I just returned from visiting the U.S. Air Force’s only operational centrifuge located at Brooks City-Base (San Antonio), Texas. During my visit and my subsequent centrifuge ride a few facts were further reinforced and I made a few new observations.
- Gravity isn’t kind. Gravity is measured in G’s, and since the earth exerts the constant force we use to define a “G”, we are all constantly under a one G load while on the earth. Not happy with the relaxation (sagging isn’t considered politically correct) you see in the mirror? Leave the earth and visit space (0 G environment) or the moon (less than 1 G). Gravity actually makes us look older due to the downward pull on the skin when the collagen and elastin fibers start to break down. Sadly, the breakdown starts soon after birth and is usually clinically apparent when one reaches the 20 to 30 year age range.
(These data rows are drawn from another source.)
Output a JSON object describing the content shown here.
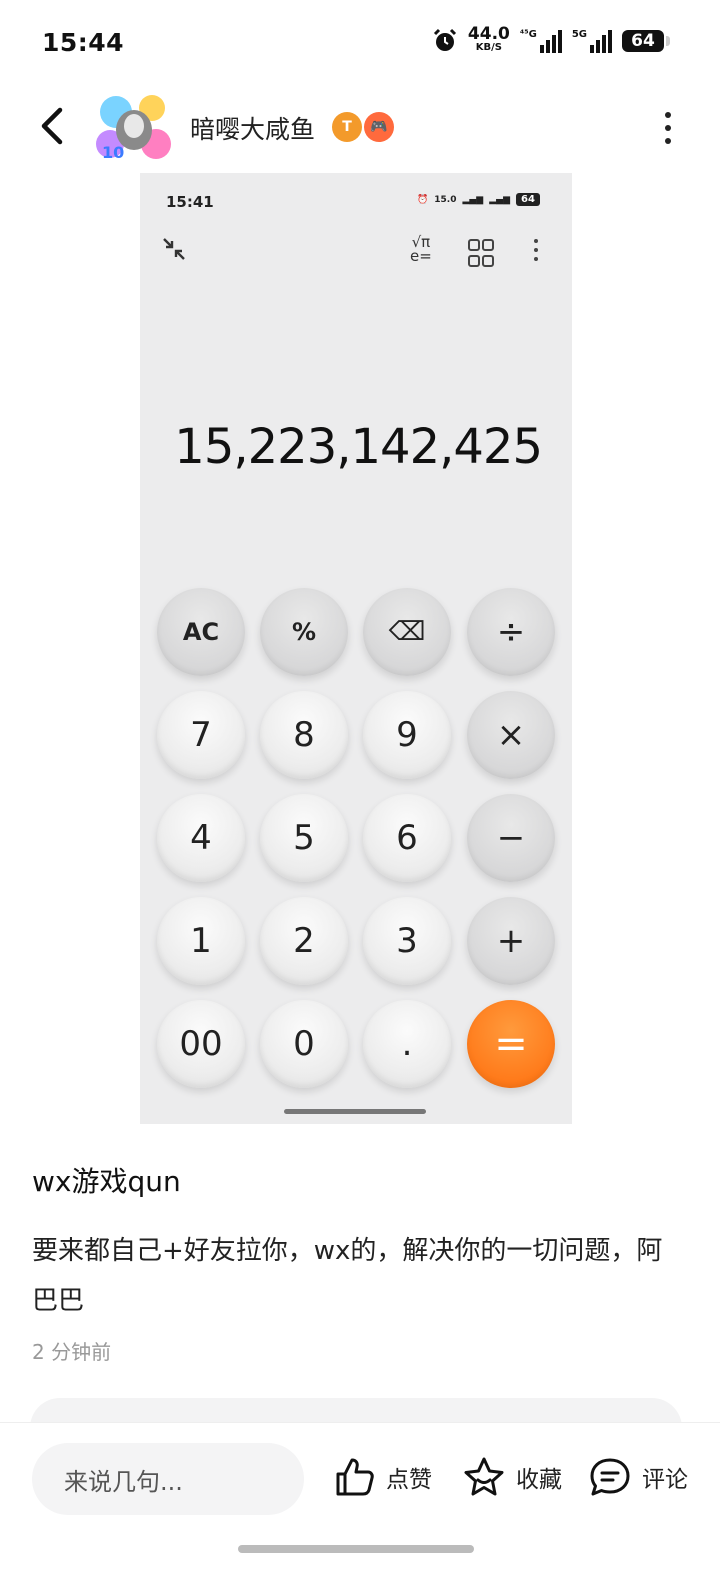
{
  "status_bar": {
    "time": "15:44",
    "net_speed": "44.0",
    "net_unit": "KB/S",
    "sig1_label": "⁴⁵G",
    "sig2_label": "5G",
    "battery": "64"
  },
  "header": {
    "user_name": "暗嘤大咸鱼",
    "badge1": "T",
    "badge2": "🎮"
  },
  "calculator": {
    "time": "15:41",
    "net_speed": "15.0",
    "battery": "64",
    "sci_top": "√π",
    "sci_bottom": "e=",
    "display": "15,223,142,425",
    "keys": [
      "AC",
      "%",
      "⌫",
      "÷",
      "7",
      "8",
      "9",
      "×",
      "4",
      "5",
      "6",
      "−",
      "1",
      "2",
      "3",
      "+",
      "00",
      "0",
      ".",
      "="
    ]
  },
  "post": {
    "title": "wx游戏qun",
    "body": "要来都自己+好友拉你，wx的，解决你的一切问题，阿巴巴",
    "time": "2 分钟前"
  },
  "bottom_bar": {
    "comment_placeholder": "来说几句...",
    "like_label": "点赞",
    "fav_label": "收藏",
    "comment_label": "评论"
  },
  "colors": {
    "accent": "#ff7a1a",
    "calc_bg": "#ececed"
  }
}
- If you think 1 G makes you look bad, try 9! The Air Force protocol to clear pilots, flight surgeons like myself, or engineers to fly in an F-16 requires that the prospective service-member undergo several profiles in the “fuge” to include 3 experiences with 9 G’s. While 1 G will age your face, 9 G’s gives the youngest face jowls, droopy eyelids, and floppy lips. Not a pretty sight!
- The human body isn’t made to experience a high-G load. Maintaining consciousness during a 9G spin is difficult and requires the use of lower body muscle groups as well as a specialized breathing technique. The blood doesn’t want to stay in the brain due to the high gravity environment and tends to pool away from the G force. For the wordsmiths: the red skin lesions resembling a childhood disease that appear on the posterior portions of the body after a high-G spin are called “G”easels.
- Failure to perform a proper AGSM (anti-G straining maneuver) results in loss of consciousness due to a blood starved brain. When this occurs, one relaxes the grips on the control, the centrifuge slows, and the body is given time to play “catch-up”. Many that experience G-LOC (G-induced loss of consciousness) will also have out of body experiences or “dreamlets” along with the usual limb jerking and eye rolling while the brain fills back up. (Don’t ask me how I know.)
So, a little gravity is good and helps keep our feet firmly planted on the ground. A lot of gravity (9 G’s) is painful and makes your body feel like a truck has hit it when the ride ends. Is there any hope for the faces that are beginning to look like they are always under a 3+ G load due to the normal collage fiber relaxation and loss of facial fat? Radiesse, a type of dermal filler, has been used for years to not only replace volume but to stimulate new collagen production.
Final conclusion- Radiesse has been tested in a 9 G environment with no ill effects. You won’t find this information in any study or scientific journal as I’m pretty sure it’s never been tested before. Official Air Force policy dictates that I deny having any knowledge of this knowledge.
Disclaimer: Dr Stephen Rath, MD, DABA is a board certified anesthesiologist as well as the owner and medical director of Fusion Medical Spa located in Ruidoso, NM. He is not an aerospace physiologist but he is willing to withstand powerful forces to prove the effectiveness of Fusion Medical Spa’s products. Comments or questions? His email address is: DrRath@FusionMedicalSpa.net.